§ **WORKING DATA**
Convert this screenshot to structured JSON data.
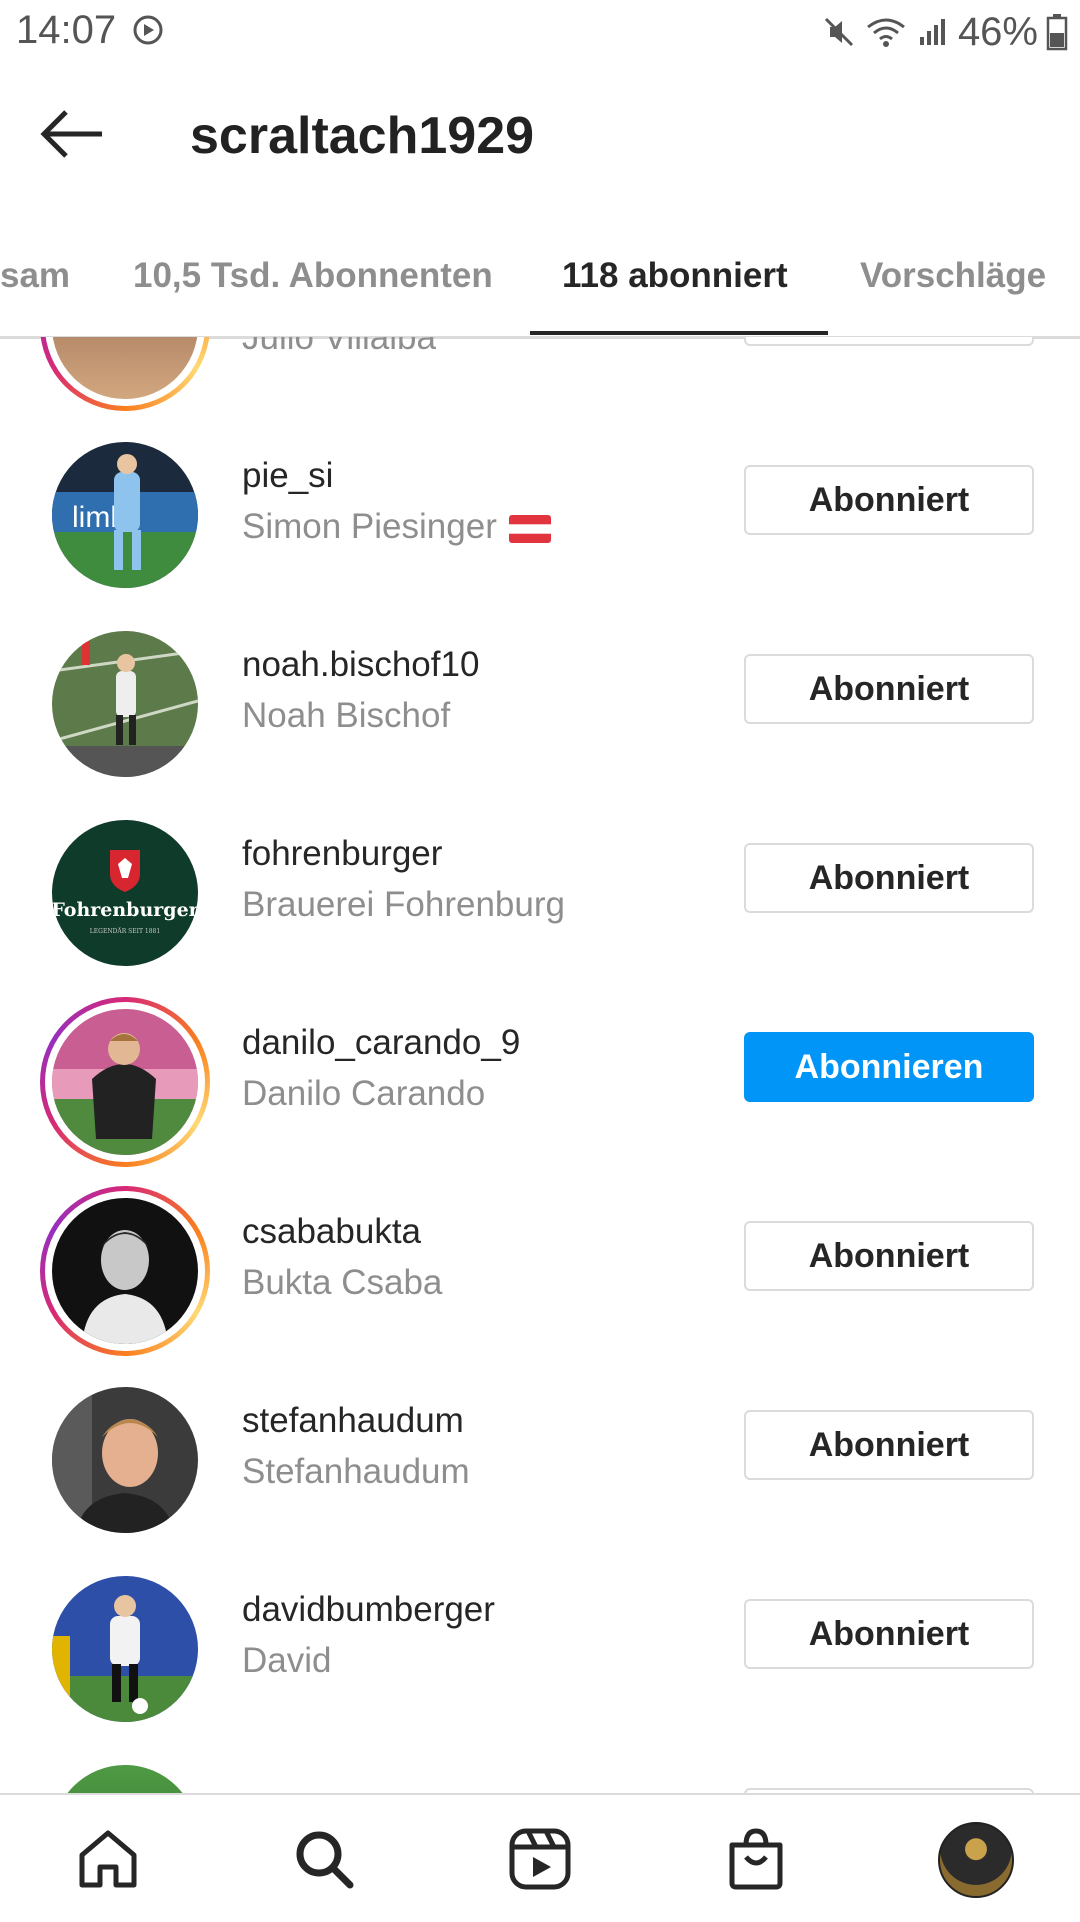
{
  "status_bar": {
    "time": "14:07",
    "battery": "46%"
  },
  "header": {
    "title": "scraltach1929"
  },
  "tabs": [
    {
      "label": "sam"
    },
    {
      "label": "10,5 Tsd. Abonnenten"
    },
    {
      "label": "118 abonniert"
    },
    {
      "label": "Vorschläge"
    }
  ],
  "list": {
    "partial_top": {
      "name": "Julio Villalba"
    },
    "items": [
      {
        "username": "pie_si",
        "name": "Simon Piesinger",
        "button": "Abonniert",
        "has_flag": true
      },
      {
        "username": "noah.bischof10",
        "name": "Noah Bischof",
        "button": "Abonniert"
      },
      {
        "username": "fohrenburger",
        "name": "Brauerei Fohrenburg",
        "button": "Abonniert"
      },
      {
        "username": "danilo_carando_9",
        "name": "Danilo Carando",
        "button": "Abonnieren"
      },
      {
        "username": "csababukta",
        "name": "Bukta Csaba",
        "button": "Abonniert"
      },
      {
        "username": "stefanhaudum",
        "name": "Stefanhaudum",
        "button": "Abonniert"
      },
      {
        "username": "davidbumberger",
        "name": "David",
        "button": "Abonniert"
      }
    ]
  },
  "logo": {
    "text": "Fohrenburger",
    "tagline": "LEGENDÄR SEIT 1881"
  },
  "bottom_nav": [
    "home-icon",
    "search-icon",
    "reels-icon",
    "shop-icon",
    "profile-avatar"
  ],
  "colors": {
    "primary": "#0095f6",
    "text": "#262626",
    "secondary": "#8e8e8e",
    "border": "#dbdbdb"
  }
}
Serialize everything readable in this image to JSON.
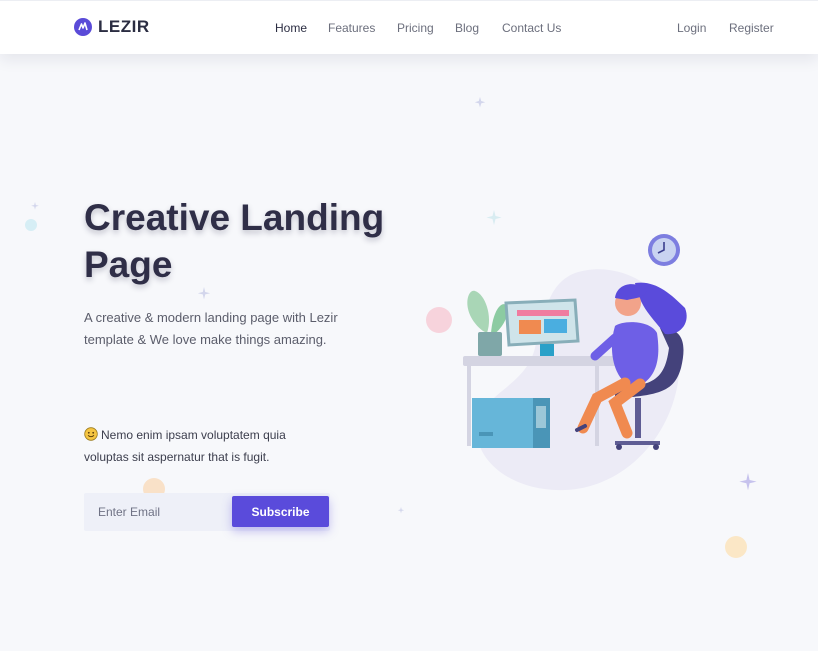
{
  "brand": {
    "name": "LEZIR",
    "logo_icon": "lezir-logo-icon"
  },
  "nav": {
    "links": [
      {
        "label": "Home",
        "active": true
      },
      {
        "label": "Features",
        "active": false
      },
      {
        "label": "Pricing",
        "active": false
      },
      {
        "label": "Blog",
        "active": false
      },
      {
        "label": "Contact Us",
        "active": false
      }
    ],
    "auth": {
      "login": "Login",
      "register": "Register"
    }
  },
  "hero": {
    "title": "Creative Landing Page",
    "subtitle": "A creative & modern landing page with Lezir template & We love make things amazing.",
    "note": "Nemo enim ipsam voluptatem quia voluptas sit aspernatur that is fugit.",
    "note_icon": "smiling-face-emoji-icon"
  },
  "subscribe": {
    "placeholder": "Enter Email",
    "value": "",
    "button_label": "Subscribe"
  },
  "colors": {
    "accent": "#5a4bdb",
    "title": "#2f2e47",
    "background": "#f7f8fb"
  }
}
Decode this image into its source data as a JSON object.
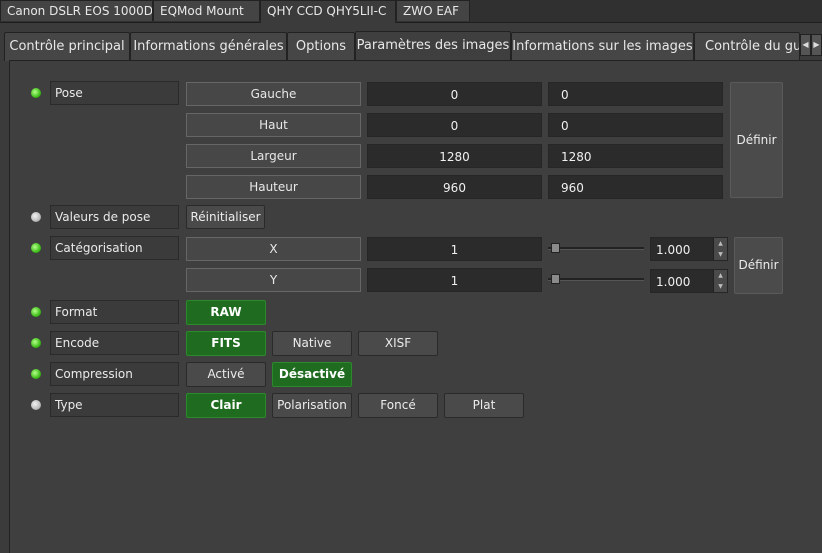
{
  "device_tabs": [
    {
      "label": "Canon DSLR EOS 1000D"
    },
    {
      "label": "EQMod Mount"
    },
    {
      "label": "QHY CCD QHY5LII-C"
    },
    {
      "label": "ZWO EAF"
    }
  ],
  "panel_tabs": [
    {
      "label": "Contrôle principal"
    },
    {
      "label": "Informations générales"
    },
    {
      "label": "Options"
    },
    {
      "label": "Paramètres des images"
    },
    {
      "label": "Informations sur les images"
    },
    {
      "label": "Contrôle du guid"
    }
  ],
  "scroll_left_icon": "◀",
  "scroll_right_icon": "▶",
  "pose": {
    "label": "Pose",
    "fields": [
      {
        "name": "Gauche",
        "value": "0",
        "input": "0"
      },
      {
        "name": "Haut",
        "value": "0",
        "input": "0"
      },
      {
        "name": "Largeur",
        "value": "1280",
        "input": "1280"
      },
      {
        "name": "Hauteur",
        "value": "960",
        "input": "960"
      }
    ],
    "set_label": "Définir"
  },
  "valeurs_pose": {
    "label": "Valeurs de pose",
    "reset_label": "Réinitialiser"
  },
  "binning": {
    "label": "Catégorisation",
    "rows": [
      {
        "name": "X",
        "value": "1",
        "spin": "1.000"
      },
      {
        "name": "Y",
        "value": "1",
        "spin": "1.000"
      }
    ],
    "set_label": "Définir"
  },
  "format": {
    "label": "Format",
    "options": [
      "RAW"
    ]
  },
  "encode": {
    "label": "Encode",
    "options": [
      "FITS",
      "Native",
      "XISF"
    ]
  },
  "compression": {
    "label": "Compression",
    "options": [
      "Activé",
      "Désactivé"
    ]
  },
  "type": {
    "label": "Type",
    "options": [
      "Clair",
      "Polarisation",
      "Foncé",
      "Plat"
    ]
  },
  "colors": {
    "led_ok": "#3fbf1a",
    "led_idle": "#bcbcbc",
    "active_button": "#1f6b1f"
  }
}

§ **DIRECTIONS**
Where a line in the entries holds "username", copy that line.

§ **TASK RESPONSE**
        "username": "pie_si",
        "username": "noah.bischof10",
        "username": "fohrenburger",
        "username": "danilo_carando_9",
        "username": "csababukta",
        "username": "stefanhaudum",
        "username": "davidbumberger",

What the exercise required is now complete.